    PanosChris likes this.
  19. Mean Eyed Matt

    Mean Eyed Matt Practically Family

    Messages:
    621
    Location:
    Germany

    Again, a big thanks to you, Steve, for your assessment,
    which is more sound than my gut feeling due to your vast experience.
    I also thought of this George - just a little later... :)
    But as I said: I love this fantastic new to me hat and
    I'm happy about the look and that it is even prewar!

    Just as an addendum in case I misspoke or just misunderstood it myself:
    I only put "sweat" in quotes to indicate this band as "at this position".
    It is not a real leather sweat but actually a grosgrain ribbon,
    which is made of silk with the dimensions of a crown ribbon.
     
    PanosChris and Steve1857 like this.
  20. steur

    steur

    Messages:
    13,537
    Location:
    Nederland
    Very nice, Matt. It has a great shape and I love the liner. The sweatband in grosgrain ribbon is odd, but not unheard of, but it is strange it carries the Tress name. Henry Heath was actually around longer than Tress. Tress was located on 3-7 Stamford Street, London (now the location of the Mad hatter Hotel) and sold to Christy's in 1953, while Henry Heath was located in Oxford Street, like it says on the liner, but they left that location in the early fifties, relocating to Brewer Street, London as a wholeseller. They finally closed in 1958. I believe the beavers that referred to the hat making process can still be seen on the Oxford Street building. Tress didn't buy out Henry Heath, but it is possible that Tress made the hat for Henry Heath, when the latter changes from a manufacturer to a wholeseller.
     

Share This Page

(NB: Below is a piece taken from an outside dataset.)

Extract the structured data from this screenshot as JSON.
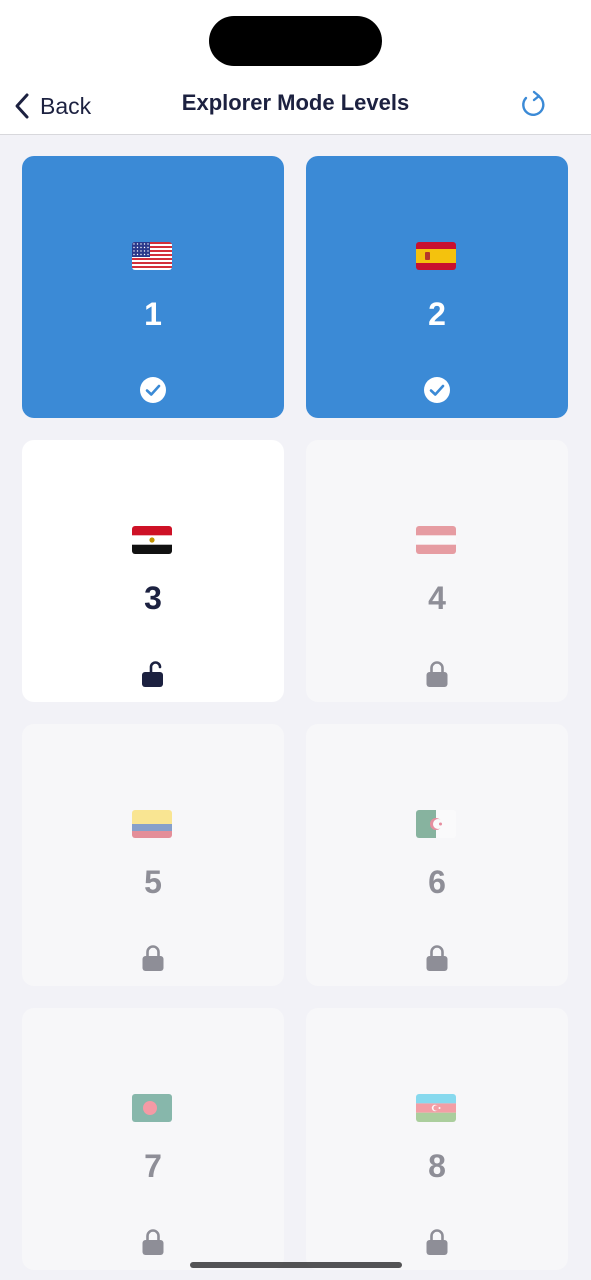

  1. This site uses cookies to help personalise content, tailor your experience and to keep you logged in if you register.
    By continuing to use this site, you are consenting to our use of cookies.